IP (Ingress Protection) ratings certify your phone against dust ingress and contact with water at varying levels, depending on their rating number. If your phone is IP67 certified your phone can withstand immersion in up to 1 metre of water for up to 30 minutes, while IP68 certified phones are fine in up to 1.5 metre of water, although this can vary by manufacturer so it's always best to check.
If you don't have any wipes or dish soap to hand, you can rinse your phone in fresh water to clean it. Again we would caution against dunking it into water with any added cleaning products as this could seriously harm the internal components and get into the openings of the phone. Beware if you have any cracks on your phone as well, as water can inadvertently seep into the phone more than you hope for it to.
Be sure to leave your phone to dry for at least five minutes if you use this method.
If you don't have wipes to hand, you might be tempted to mix up your own concoction using some trusty cleaning supplies under the kitchen counter.
Manufacturers, such as Apple, have warned against doing this because the harsh chemicals in these cleaners can wear down the protective layer of your display, especially if you're using it consistently over a long period of time. Always avoid using products like bleach anywhere near your phone.
Another thing in your cleaning arsenal that you should also keep away from your phone is kitchen roll, which can often be abrasive.

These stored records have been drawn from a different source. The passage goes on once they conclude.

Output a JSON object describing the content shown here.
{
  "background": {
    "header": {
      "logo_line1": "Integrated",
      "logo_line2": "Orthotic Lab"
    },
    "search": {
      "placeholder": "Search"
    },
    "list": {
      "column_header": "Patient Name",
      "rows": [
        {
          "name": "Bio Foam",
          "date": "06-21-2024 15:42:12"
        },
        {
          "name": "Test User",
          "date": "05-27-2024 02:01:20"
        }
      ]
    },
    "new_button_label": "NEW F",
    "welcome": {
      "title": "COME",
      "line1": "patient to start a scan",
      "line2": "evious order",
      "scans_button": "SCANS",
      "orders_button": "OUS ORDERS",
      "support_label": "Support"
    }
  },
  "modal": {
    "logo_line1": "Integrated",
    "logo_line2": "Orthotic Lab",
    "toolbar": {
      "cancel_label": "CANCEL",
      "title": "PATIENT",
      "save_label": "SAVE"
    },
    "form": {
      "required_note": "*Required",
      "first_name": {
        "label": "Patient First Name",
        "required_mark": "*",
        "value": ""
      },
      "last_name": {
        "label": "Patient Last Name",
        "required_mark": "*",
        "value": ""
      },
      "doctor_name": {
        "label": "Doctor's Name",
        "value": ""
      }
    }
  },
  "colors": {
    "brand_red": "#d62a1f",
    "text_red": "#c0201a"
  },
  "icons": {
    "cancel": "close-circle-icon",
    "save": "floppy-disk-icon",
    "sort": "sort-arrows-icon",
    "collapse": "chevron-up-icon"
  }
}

Also, never spray a cleaner directly on to your phone.
Tips from companies such as AT&T has changed to reflect the fact that even tissue can be harsh on your phone's display, possibly leaving scratches, especially if used several times and with excessive force. Opt for a gentler microfibre cloth instead.
Cleaning advice doesn't just go for those that are getting hands-on contact with their smartphone. If you're using a phone case to cover your precious handset, you should be just as diligent with cleaning it, particularly if your phone case doubles as a purse to store your cards and money.
On the whole, the same tips apply to your case as your phone, but in some cases, you may have a bit more freedom. Ensure that you always remove the phone case from your phone before cleaning it.
Cleaning advice varies depending on the material of case you have. We've given some tips below so that whether you're clutching a leather, wood or silicone-coated smartphone, you're keeping it germ-free: